I am no longer satisfied with merely discussing or even deconstructing the comic strip Blondie. Now I want to completely disintegrate it. I want to watch it devolve into chaos in front of my eyes. This strip has been running continuously since 1930, and there's a good chance that it was never once funny in all those 86 years. But there's an eerie kind of perfection to Blondie. It seems to take place in this vacuum-sealed Pleasantville reality that stopped evolving sometime during the Eisenhower years.

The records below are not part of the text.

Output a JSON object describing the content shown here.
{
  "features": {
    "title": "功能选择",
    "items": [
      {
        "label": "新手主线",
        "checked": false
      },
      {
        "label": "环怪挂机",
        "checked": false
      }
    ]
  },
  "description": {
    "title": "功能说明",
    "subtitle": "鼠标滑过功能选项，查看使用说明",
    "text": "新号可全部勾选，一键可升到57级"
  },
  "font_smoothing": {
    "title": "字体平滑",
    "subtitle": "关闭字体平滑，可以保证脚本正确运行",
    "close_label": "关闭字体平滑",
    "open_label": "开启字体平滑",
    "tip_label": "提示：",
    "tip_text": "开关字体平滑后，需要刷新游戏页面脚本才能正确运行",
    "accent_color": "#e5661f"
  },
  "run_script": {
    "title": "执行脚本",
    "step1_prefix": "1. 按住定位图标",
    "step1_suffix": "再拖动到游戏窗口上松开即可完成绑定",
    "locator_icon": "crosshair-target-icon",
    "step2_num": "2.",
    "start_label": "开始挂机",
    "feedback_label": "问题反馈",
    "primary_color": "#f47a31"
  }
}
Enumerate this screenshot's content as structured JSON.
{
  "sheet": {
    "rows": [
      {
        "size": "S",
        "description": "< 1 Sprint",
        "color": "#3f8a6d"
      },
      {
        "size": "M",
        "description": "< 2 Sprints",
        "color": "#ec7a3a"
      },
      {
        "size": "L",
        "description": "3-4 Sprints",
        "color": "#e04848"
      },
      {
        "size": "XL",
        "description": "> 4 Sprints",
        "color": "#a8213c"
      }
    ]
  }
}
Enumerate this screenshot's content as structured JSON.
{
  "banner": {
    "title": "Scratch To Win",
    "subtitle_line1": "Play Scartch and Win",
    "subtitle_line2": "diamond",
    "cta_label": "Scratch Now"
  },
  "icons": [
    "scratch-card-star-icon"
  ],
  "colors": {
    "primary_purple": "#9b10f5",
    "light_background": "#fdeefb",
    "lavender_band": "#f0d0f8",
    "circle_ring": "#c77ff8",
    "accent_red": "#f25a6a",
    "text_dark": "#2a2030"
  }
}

Every once in a while, they make some cosmetic change to the strip to keep it up to date, like giving Dagwood Bumstead a computer at his desk or letting his wife Blondie start her own catering company, but the DNA of the strip does not change. Look at the way Dagwood and his boss, Mr. Dithers, are dressed in the strip up at the top. Where do you even buy clothes like that, except at some vintage resale shop in Brooklyn? And look at their anatomy. Why are Dagwood's shins so short? And why do Dithers and (I think) all the male characters bend their knees like that when they stand? Being a Blondie character would be so uncomfortable. The clothing looks itchy, and the poses are unnatural.
Presented here are the original strip, plus two of my variations on it. In the first, Dagwood has been removed, and it is suggested that he might be Mr. Dithers' own personal Tyler Durden. But then, I wanted to take it a little farther and get rid of both Dagwood and Dithers. Look at that third version of the strip, beautifully depopulated. It's subtle, but the camera angle actually changes from panel one to panel two. And yet, the shine on the floor is in exactly the same spot. The floors in Blondie tend to be very, very shiny indeed. It's one of my favorite visual elements of the strip. I prefer the floors to the human characters.